NOTE: This Article can be read in conjunction with the "Backup Heating Systems Chart" and "When the Sun Hides: Backup Heating Systems for Passive Solar Houses."


Philip S. Wenz
COPYRIGHT, Philip S Wenz, 2006
Originally Published in Ecological Home Ideas Magazine, Fall 2006 Issue

If you want a clean, alternatively-powered backup heating system for your passive solar home, chances are you'll end up choosing to generate your own electricity with photovoltaic (PV) panels. Although building regulations and initial costs may pose some obstacles (see accompanying article: Backup Heating Systems), the bottom line is that over time you can recoup the entire cost of a photovoltaic system.

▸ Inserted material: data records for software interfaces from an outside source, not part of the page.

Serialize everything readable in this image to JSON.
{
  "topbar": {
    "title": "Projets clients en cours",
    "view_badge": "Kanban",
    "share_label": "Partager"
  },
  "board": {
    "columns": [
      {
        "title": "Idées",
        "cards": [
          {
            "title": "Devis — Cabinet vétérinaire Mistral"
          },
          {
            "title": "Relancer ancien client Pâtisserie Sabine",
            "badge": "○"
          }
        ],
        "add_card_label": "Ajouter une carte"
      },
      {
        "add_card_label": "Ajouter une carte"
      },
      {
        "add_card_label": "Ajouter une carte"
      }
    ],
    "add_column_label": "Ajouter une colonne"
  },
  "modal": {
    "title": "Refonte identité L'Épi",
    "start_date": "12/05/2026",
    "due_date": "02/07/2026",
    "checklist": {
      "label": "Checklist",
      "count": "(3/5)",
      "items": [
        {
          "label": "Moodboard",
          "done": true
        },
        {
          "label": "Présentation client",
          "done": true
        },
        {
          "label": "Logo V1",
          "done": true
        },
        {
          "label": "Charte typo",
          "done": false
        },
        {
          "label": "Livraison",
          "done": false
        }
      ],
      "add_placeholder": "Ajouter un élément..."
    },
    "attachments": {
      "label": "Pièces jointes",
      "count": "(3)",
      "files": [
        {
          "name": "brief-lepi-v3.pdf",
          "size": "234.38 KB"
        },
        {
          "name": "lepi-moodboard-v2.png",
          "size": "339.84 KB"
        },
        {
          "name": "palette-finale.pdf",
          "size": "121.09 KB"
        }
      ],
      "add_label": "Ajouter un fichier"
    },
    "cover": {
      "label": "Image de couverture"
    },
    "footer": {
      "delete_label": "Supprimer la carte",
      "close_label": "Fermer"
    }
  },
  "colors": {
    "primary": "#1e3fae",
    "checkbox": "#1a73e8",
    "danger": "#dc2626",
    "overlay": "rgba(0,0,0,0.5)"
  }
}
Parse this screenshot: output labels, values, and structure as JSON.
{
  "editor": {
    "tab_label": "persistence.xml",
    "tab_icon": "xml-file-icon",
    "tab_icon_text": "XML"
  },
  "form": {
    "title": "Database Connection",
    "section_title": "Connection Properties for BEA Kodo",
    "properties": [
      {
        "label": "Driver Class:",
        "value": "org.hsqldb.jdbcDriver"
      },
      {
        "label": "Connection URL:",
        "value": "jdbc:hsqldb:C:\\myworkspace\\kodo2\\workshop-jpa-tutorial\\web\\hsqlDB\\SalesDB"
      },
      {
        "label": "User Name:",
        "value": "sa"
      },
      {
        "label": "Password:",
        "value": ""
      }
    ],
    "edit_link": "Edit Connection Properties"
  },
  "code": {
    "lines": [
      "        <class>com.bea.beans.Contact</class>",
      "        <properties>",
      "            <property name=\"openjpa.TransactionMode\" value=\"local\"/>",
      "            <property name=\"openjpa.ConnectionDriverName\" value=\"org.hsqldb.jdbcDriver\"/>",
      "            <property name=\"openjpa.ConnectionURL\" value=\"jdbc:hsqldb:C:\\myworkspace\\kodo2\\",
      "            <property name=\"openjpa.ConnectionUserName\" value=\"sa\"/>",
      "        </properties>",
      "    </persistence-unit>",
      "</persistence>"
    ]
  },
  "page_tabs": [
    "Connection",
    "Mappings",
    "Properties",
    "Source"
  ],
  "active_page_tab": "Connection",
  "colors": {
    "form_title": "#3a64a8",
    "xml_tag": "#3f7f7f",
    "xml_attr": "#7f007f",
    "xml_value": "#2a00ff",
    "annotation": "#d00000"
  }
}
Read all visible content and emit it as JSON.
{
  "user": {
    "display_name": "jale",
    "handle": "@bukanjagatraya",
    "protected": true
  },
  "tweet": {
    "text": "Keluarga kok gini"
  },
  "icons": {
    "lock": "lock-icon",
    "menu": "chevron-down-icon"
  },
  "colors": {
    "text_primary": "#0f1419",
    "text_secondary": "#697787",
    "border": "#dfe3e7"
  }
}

The key to making domestic electrical generation pay isn't a technological advance but a policy called net metering. Available by law in 35 states, net metering is an arrangement between you and your power company that in essence allows you to run your electric meter backwards, charging your power company for the electricity that you generate at home. If, in the course of a year, you generate more electricity than you use, you pay nothing. (Unfortunately, the power company doesn't pay you either, but at least you can run your heating system and, if you install a big enough PV array, your water heater, appliances and lights—all for free.)

Of course, PV panels are subject to the same down time as your passive solar house—when the sun's not shining, you're not generating any electricity. But net metering regulations anticipate that problem by requiring power companies to bill you once annually for your year around use. In the summer, when there is plenty of sunlight and little need for heat or electric lighting, you will typically generate far more power than you need. By the time the short, cold days of winter come around, you've built up enough electrical credits to offset your use—especially if you live in a well insulated, passive solar home. (To learn more about net metering and see if it is available in your state, go to the US department of energy's web page at

Once you're generating electricity, your heating options open up. Do you want warm floors of tile or, perhaps, bamboo? How about that seldom used guest room? Can you cut construction and operating costs by installing an electric baseboard heater there that would consume too much energy in your living room?

Electric resistant heat coils work the same way whether they're buried in floor tiles or encased in baseboard or wall heaters. When electricity flows through a wire with a high degree of resistance, radiant heat is produced. Persons or objects in the path of that radiant heat are warmed. Although the rate of converting electricity to heat is almost 100%, it takes a great deal of electricity, flowing constantly, to heat a room. While electric resistance systems are the cheapest to install, they are by far the most expensive to operate.

Heat pumps, which move heat rather than burning fuel or using electricity to produce it, are two to three times more efficient (200 to 300%) than electric resistant devices. A typical heat pump, which can fit into a closet, can replace a forced-air furnace or heat water for traditional wall radiators or heated floors. Household refrigerators and air conditioners are heat pumps. If you were to turn a window mounted air conditioner backwards, it would blow heat into the room and cool the great outdoors. In fact, heat pumps can both heat and air condition your house, saving a great deal of equipment cost in hot climates.

Despite their overall efficiency, however, heat pumps aren't always the right choice. The initial cost of the unit and associated ducting or pipes generally make them more appropriate for larger projects—spaces over 1500 square feet—whereas electric resistant heaters, where allowed by code, can be the best choice for additions or single rooms.

Because of the initial cost of a PV array or lack of access to net metering, home electrical generation is not for everyone. Of the many alternatives, pellet stoves probably offer the best combination of environmental friendliness and cost. Initially developed by the EPA to use lumber mill or agricultural waste such as sawdust or corn, these stoves burn so efficiently that they don't even require chimneys—they can be vented right through the wall. And, they don't get hot to the touch. While a pellet stove won't qualify under the codes as your passive solar home's "primary" heat source, it certainly can become the heater you use most of the time, giving your fossil fuel burner a long, long rest.


NOTE: This Article can be read in conjunction with the "Backup Heating Systems Chart" and "When the Sun Hides: Backup Heating Systems for Passive Solar Houses."